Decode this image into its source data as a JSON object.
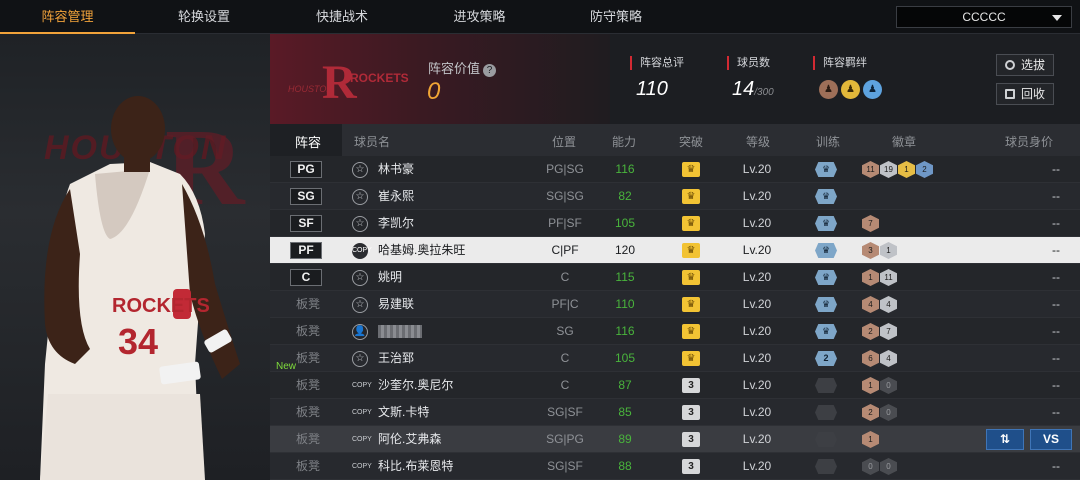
{
  "nav": {
    "tabs": [
      {
        "label": "阵容管理",
        "active": true
      },
      {
        "label": "轮换设置"
      },
      {
        "label": "快捷战术"
      },
      {
        "label": "进攻策略"
      },
      {
        "label": "防守策略"
      }
    ],
    "team_select": "CCCCC"
  },
  "banner": {
    "team_logo_text": "ROCKETS",
    "team_logo_sub": "HOUSTON",
    "lineup_value_label": "阵容价值",
    "lineup_value": "0",
    "overall_label": "阵容总评",
    "overall": "110",
    "players_label": "球员数",
    "players_count": "14",
    "players_max": "/300",
    "synergy_label": "阵容羁绊",
    "btn_select": "选拔",
    "btn_recycle": "回收"
  },
  "left_art": {
    "bg_text": "HOUSTON",
    "bg_letter": "R",
    "jersey_team": "ROCKETS",
    "jersey_number": "34"
  },
  "table": {
    "headers": {
      "lineup": "阵容",
      "name": "球员名",
      "position": "位置",
      "rating": "能力",
      "breakthrough": "突破",
      "level": "等级",
      "training": "训练",
      "badges": "徽章",
      "value": "球员身价"
    },
    "rows": [
      {
        "slot": "PG",
        "type": "star",
        "name": "林书豪",
        "pos": "PG|SG",
        "rating": "116",
        "rating_color": "green",
        "brk": "crown",
        "level": "Lv.20",
        "train": "crown",
        "badges": [
          [
            "bz",
            "11"
          ],
          [
            "sv",
            "19"
          ],
          [
            "gd",
            "1"
          ],
          [
            "hf",
            "2"
          ]
        ],
        "value": "--"
      },
      {
        "slot": "SG",
        "type": "star",
        "name": "崔永熙",
        "pos": "SG|SG",
        "rating": "82",
        "rating_color": "green",
        "brk": "crown",
        "level": "Lv.20",
        "train": "crown",
        "badges": [],
        "value": "--"
      },
      {
        "slot": "SF",
        "type": "star",
        "name": "李凯尔",
        "pos": "PF|SF",
        "rating": "105",
        "rating_color": "green",
        "brk": "crown",
        "level": "Lv.20",
        "train": "crown",
        "badges": [
          [
            "bz",
            "7"
          ]
        ],
        "value": "--"
      },
      {
        "slot": "PF",
        "type": "copy",
        "name": "哈基姆.奥拉朱旺",
        "pos": "C|PF",
        "rating": "120",
        "rating_color": "white",
        "brk": "crown",
        "level": "Lv.20",
        "train": "crown",
        "badges": [
          [
            "bz",
            "3"
          ],
          [
            "sv",
            "1"
          ]
        ],
        "value": "--",
        "selected": true
      },
      {
        "slot": "C",
        "type": "star",
        "name": "姚明",
        "pos": "C",
        "rating": "115",
        "rating_color": "green",
        "brk": "crown",
        "level": "Lv.20",
        "train": "crown",
        "badges": [
          [
            "bz",
            "1"
          ],
          [
            "sv",
            "11"
          ]
        ],
        "value": "--"
      },
      {
        "bench": "板凳",
        "type": "star",
        "name": "易建联",
        "pos": "PF|C",
        "rating": "110",
        "rating_color": "green",
        "brk": "crown",
        "level": "Lv.20",
        "train": "crown",
        "badges": [
          [
            "bz",
            "4"
          ],
          [
            "sv",
            "4"
          ]
        ],
        "value": "--"
      },
      {
        "bench": "板凳",
        "type": "user",
        "name": "",
        "pos": "SG",
        "rating": "116",
        "rating_color": "green",
        "brk": "crown",
        "level": "Lv.20",
        "train": "crown",
        "badges": [
          [
            "bz",
            "2"
          ],
          [
            "sv",
            "7"
          ]
        ],
        "value": "--"
      },
      {
        "bench": "板凳",
        "new": "New",
        "type": "star",
        "name": "王治郅",
        "pos": "C",
        "rating": "105",
        "rating_color": "green",
        "brk": "crown",
        "level": "Lv.20",
        "train": "2",
        "badges": [
          [
            "bz",
            "6"
          ],
          [
            "sv",
            "4"
          ]
        ],
        "value": "--"
      },
      {
        "bench": "板凳",
        "type": "copy",
        "name": "沙奎尔.奥尼尔",
        "pos": "C",
        "rating": "87",
        "rating_color": "green",
        "brk": "3",
        "level": "Lv.20",
        "train": "dark",
        "badges": [
          [
            "bz",
            "1"
          ],
          [
            "dk",
            "0"
          ]
        ],
        "value": "--"
      },
      {
        "bench": "板凳",
        "type": "copy",
        "name": "文斯.卡特",
        "pos": "SG|SF",
        "rating": "85",
        "rating_color": "green",
        "brk": "3",
        "level": "Lv.20",
        "train": "dark",
        "badges": [
          [
            "bz",
            "2"
          ],
          [
            "dk",
            "0"
          ]
        ],
        "value": "--"
      },
      {
        "bench": "板凳",
        "type": "copy",
        "name": "阿伦.艾弗森",
        "pos": "SG|PG",
        "rating": "89",
        "rating_color": "green",
        "brk": "3",
        "level": "Lv.20",
        "train": "dark",
        "badges": [
          [
            "bz",
            "1"
          ]
        ],
        "value": "",
        "hover": true,
        "swap_label": "⇅",
        "vs_label": "VS"
      },
      {
        "bench": "板凳",
        "type": "copy",
        "name": "科比.布莱恩特",
        "pos": "SG|SF",
        "rating": "88",
        "rating_color": "green",
        "brk": "3",
        "level": "Lv.20",
        "train": "dark",
        "badges": [
          [
            "dk",
            "0"
          ],
          [
            "dk",
            "0"
          ]
        ],
        "value": "--"
      }
    ]
  },
  "colors": {
    "accent": "#f2a33a",
    "green": "#49b43c",
    "team_red": "#5a1a26"
  }
}
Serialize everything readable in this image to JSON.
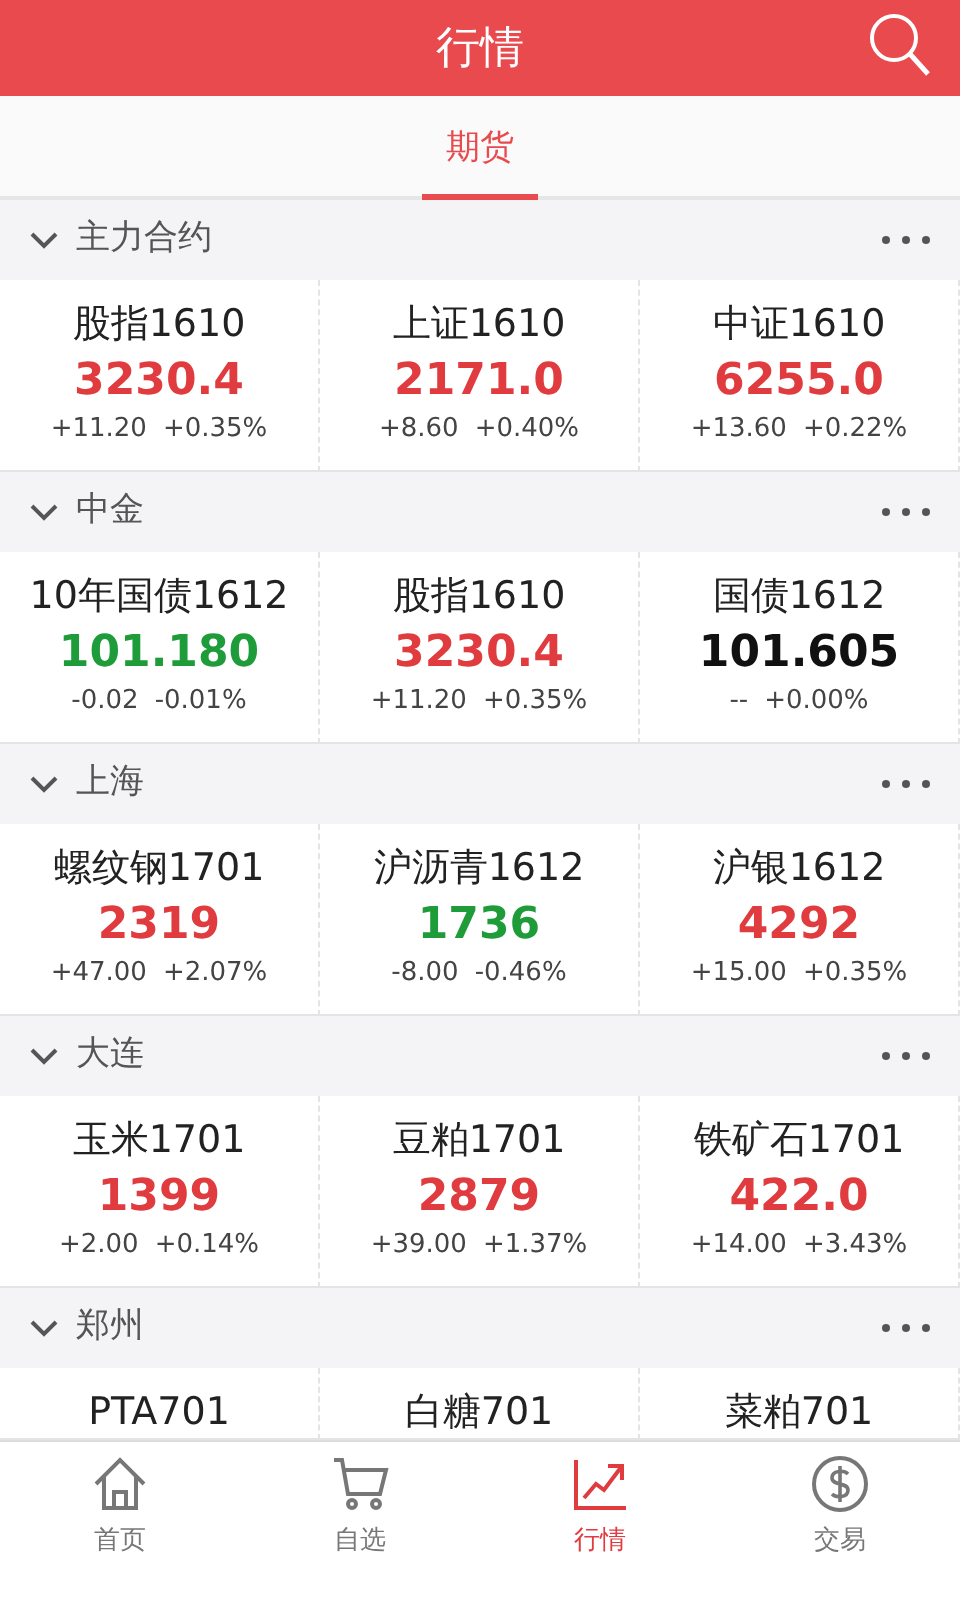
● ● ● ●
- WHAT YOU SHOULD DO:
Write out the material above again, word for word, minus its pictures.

- EXPECTED OUTPUT:
Decode this image into its source data as a JSON object.
{
  "nav": {
    "tabs": [
      {
        "label": "阵容管理",
        "active": true
      },
      {
        "label": "轮换设置"
      },
      {
        "label": "快捷战术"
      },
      {
        "label": "进攻策略"
      },
      {
        "label": "防守策略"
      }
    ],
    "team_select": "CCCCC"
  },
  "banner": {
    "team_logo_text": "ROCKETS",
    "team_logo_sub": "HOUSTON",
    "lineup_value_label": "阵容价值",
    "lineup_value": "0",
    "overall_label": "阵容总评",
    "overall": "110",
    "players_label": "球员数",
    "players_count": "14",
    "players_max": "/300",
    "synergy_label": "阵容羁绊",
    "btn_select": "选拔",
    "btn_recycle": "回收"
  },
  "left_art": {
    "bg_text": "HOUSTON",
    "bg_letter": "R",
    "jersey_team": "ROCKETS",
    "jersey_number": "34"
  },
  "table": {
    "headers": {
      "lineup": "阵容",
      "name": "球员名",
      "position": "位置",
      "rating": "能力",
      "breakthrough": "突破",
      "level": "等级",
      "training": "训练",
      "badges": "徽章",
      "value": "球员身价"
    },
    "rows": [
      {
        "slot": "PG",
        "type": "star",
        "name": "林书豪",
        "pos": "PG|SG",
        "rating": "116",
        "rating_color": "green",
        "brk": "crown",
        "level": "Lv.20",
        "train": "crown",
        "badges": [
          [
            "bz",
            "11"
          ],
          [
            "sv",
            "19"
          ],
          [
            "gd",
            "1"
          ],
          [
            "hf",
            "2"
          ]
        ],
        "value": "--"
      },
      {
        "slot": "SG",
        "type": "star",
        "name": "崔永熙",
        "pos": "SG|SG",
        "rating": "82",
        "rating_color": "green",
        "brk": "crown",
        "level": "Lv.20",
        "train": "crown",
        "badges": [],
        "value": "--"
      },
      {
        "slot": "SF",
        "type": "star",
        "name": "李凯尔",
        "pos": "PF|SF",
        "rating": "105",
        "rating_color": "green",
        "brk": "crown",
        "level": "Lv.20",
        "train": "crown",
        "badges": [
          [
            "bz",
            "7"
          ]
        ],
        "value": "--"
      },
      {
        "slot": "PF",
        "type": "copy",
        "name": "哈基姆.奥拉朱旺",
        "pos": "C|PF",
        "rating": "120",
        "rating_color": "white",
        "brk": "crown",
        "level": "Lv.20",
        "train": "crown",
        "badges": [
          [
            "bz",
            "3"
          ],
          [
            "sv",
            "1"
          ]
        ],
        "value": "--",
        "selected": true
      },
      {
        "slot": "C",
        "type": "star",
        "name": "姚明",
        "pos": "C",
        "rating": "115",
        "rating_color": "green",
        "brk": "crown",
        "level": "Lv.20",
        "train": "crown",
        "badges": [
          [
            "bz",
            "1"
          ],
          [
            "sv",
            "11"
          ]
        ],
        "value": "--"
      },
      {
        "bench": "板凳",
        "type": "star",
        "name": "易建联",
        "pos": "PF|C",
        "rating": "110",
        "rating_color": "green",
        "brk": "crown",
        "level": "Lv.20",
        "train": "crown",
        "badges": [
          [
            "bz",
            "4"
          ],
          [
            "sv",
            "4"
          ]
        ],
        "value": "--"
      },
      {
        "bench": "板凳",
        "type": "user",
        "name": "",
        "pos": "SG",
        "rating": "116",
        "rating_color": "green",
        "brk": "crown",
        "level": "Lv.20",
        "train": "crown",
        "badges": [
          [
            "bz",
            "2"
          ],
          [
            "sv",
            "7"
          ]
        ],
        "value": "--"
      },
      {
        "bench": "板凳",
        "new": "New",
        "type": "star",
        "name": "王治郅",
        "pos": "C",
        "rating": "105",
        "rating_color": "green",
        "brk": "crown",
        "level": "Lv.20",
        "train": "2",
        "badges": [
          [
            "bz",
            "6"
          ],
          [
            "sv",
            "4"
          ]
        ],
        "value": "--"
      },
      {
        "bench": "板凳",
        "type": "copy",
        "name": "沙奎尔.奥尼尔",
        "pos": "C",
        "rating": "87",
        "rating_color": "green",
        "brk": "3",
        "level": "Lv.20",
        "train": "dark",
        "badges": [
          [
            "bz",
            "1"
          ],
          [
            "dk",
            "0"
          ]
        ],
        "value": "--"
      },
      {
        "bench": "板凳",
        "type": "copy",
        "name": "文斯.卡特",
        "pos": "SG|SF",
        "rating": "85",
        "rating_color": "green",
        "brk": "3",
        "level": "Lv.20",
        "train": "dark",
        "badges": [
          [
            "bz",
            "2"
          ],
          [
            "dk",
            "0"
          ]
        ],
        "value": "--"
      },
      {
        "bench": "板凳",
        "type": "copy",
        "name": "阿伦.艾弗森",
        "pos": "SG|PG",
        "rating": "89",
        "rating_color": "green",
        "brk": "3",
        "level": "Lv.20",
        "train": "dark",
        "badges": [
          [
            "bz",
            "1"
          ]
        ],
        "value": "",
        "hover": true,
        "swap_label": "⇅",
        "vs_label": "VS"
      },
      {
        "bench": "板凳",
        "type": "copy",
        "name": "科比.布莱恩特",
        "pos": "SG|SF",
        "rating": "88",
        "rating_color": "green",
        "brk": "3",
        "level": "Lv.20",
        "train": "dark",
        "badges": [
          [
            "dk",
            "0"
          ],
          [
            "dk",
            "0"
          ]
        ],
        "value": "--"
      }
    ]
  },
  "colors": {
    "accent": "#f2a33a",
    "green": "#49b43c",
    "team_red": "#5a1a26"
  }
}
Serialize everything readable in this image to JSON.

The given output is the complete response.